At the first Symposium on EON-ROSE, which was held in Ottawa, February 21-23, 2018, the focus was on national applications related to (i) Solid Earth and Resources, (ii) Fluid Earth, Critical Zone and Environmental Monitoring, and (iii) Natural Hazards and Information Synthesis. This symposium started with a presentation by Daniel Lebel, the Director General of the Geological Survey of Canada, and an overview of the US EarthScope program by Jeff Freymueller, the Director of the EarthScope National Office in Fairbanks, Alaska (Figure 3). EarthScope deployed a coordinated west-to-east array of seismometers, geodetic, and other geophysical instruments across the continental US and into Alaska, enabling a wide range of work across the seismological and other geophysical sciences including imaging of discontinuities deep into the Earth’s mantle. The scale (and scope!) of EarthScope attracted broad attention, for example being identified as the top science experiment of the decade by Popular Science in January 2011.

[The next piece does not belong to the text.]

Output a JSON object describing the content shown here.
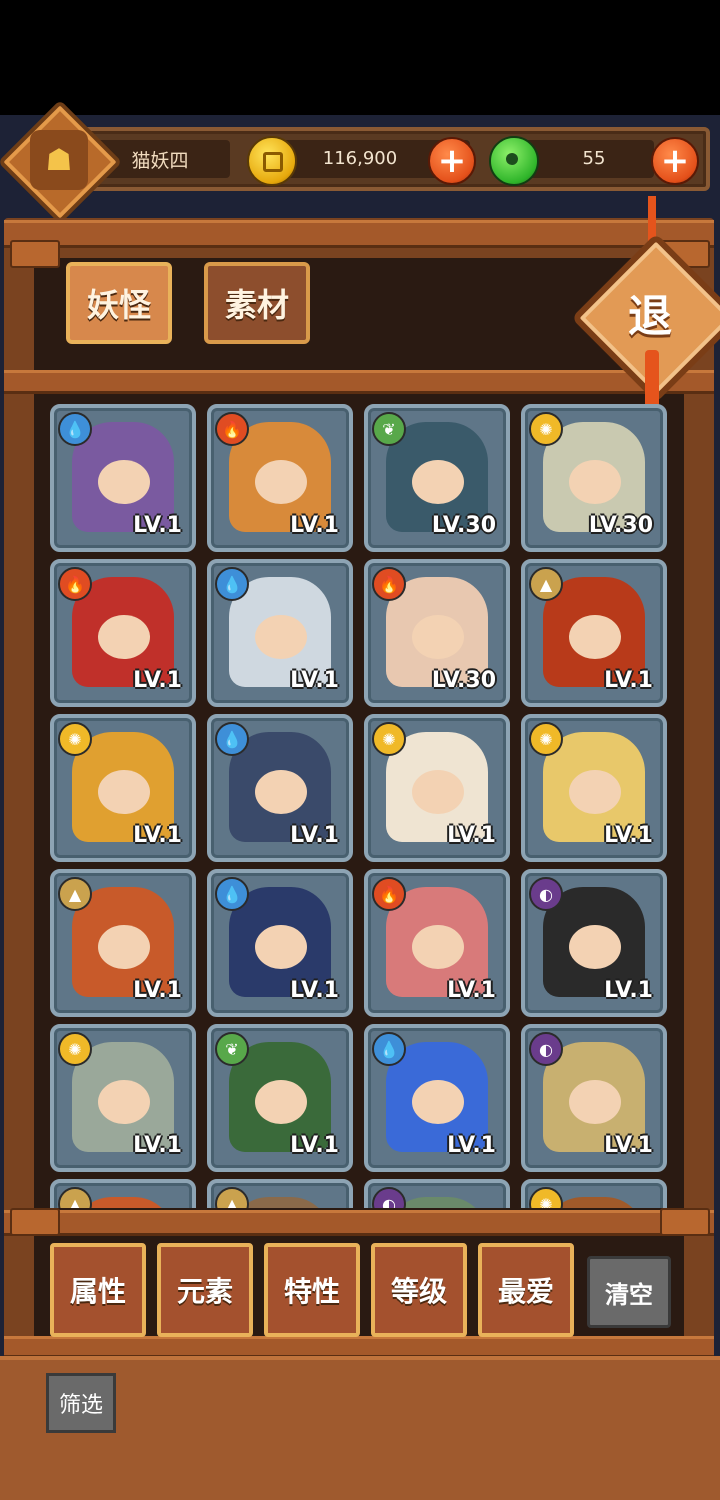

We note the engagement of the CMOS community in this initiative. During the “Fluid Earth, Critical Zone and Environmental Monitoring” session, Paul Kushner’s (University of Toronto and CMOS President) presentation entitled “How can EON-ROSE Integrate Climate Science and Earth Science” discussed the advantage of using carefully designed and integrated observing networks capturing atmosphere/ocean and geophysical could be coordinated through EON-ROSE. Paul Myers (University of Alberta; former CMOS President) provided slides (presented by Kushner) discussing measurements and modelling of ocean circulation and freshwater at high-latitudes. Pamela Sullivan (University of Kansas) reviewed opportunities for developing Critical Zone Observatories in Canada to enhance process understanding of the critical zone, which is the vegetation canopy-to-aquifer earth system zone that supports the terrestrial biosphere. In the subsequent discussion, Jeff Freymueller commented on how important it is to use geophysical networks to monitor environmental and geophysical processes. Calvin Klatt (Director General of the Canadian Geodetic Survey (CGS)) presented on solid and fluid Earth applications by the CGS. Thomas James (NRCan) outlined how glacial isostatic adjustment (GIA) is critical in Canada for monitoring sea level change, seismic activity and hydrological changes across Canada. Gilbert Brunet (Director, Meteorological Research Division, Meteorological Service of Canada/Environment and Climate Change Canada) also provided slides outlining potential applications to numerical weather modeling for the EON-ROSE and CCArray initiatives.
Further details about these initiatives are available at www.ccarray.org and in Boggs et al. (2018). We welcome potential collaborators, questions or suggestions. Please contact any of the authors of this document and refer to the website – ccarray.org – for more information.
Boggs, K.J.E., Aster, R.C., Audet, P., Brunet, G., Clowes, R.M., de Groot-Hedlin, C.D., Donovan, E., Eaton, D.W., Elliott, J., Freymueller, J.T., Hedlin, M.A.H., Hyndman, R.D., James, T., Kushner, P.J., Morell, K.D., Rowe, C.D., Schutt, D.L., Sideris, M.G., Ulmi, M., Vernon, F.L., and West, N., in press. EON-ROSE and the Canadian Cordillera Array – Building Bridges to Span Earth System Science in Canada. Geoscience Canada.
1Mount Royal University, 2University of Ottawa, 3University of Calgary, 4University of Manitoba, 5University of Alaska Fairbanks, Director of EarthScope National Office, 6Geological Survey of Canada, NRCan, 7University of Toronto, President of CMOS, 8University of Alberta, past President of CMOS, 9University of Kansas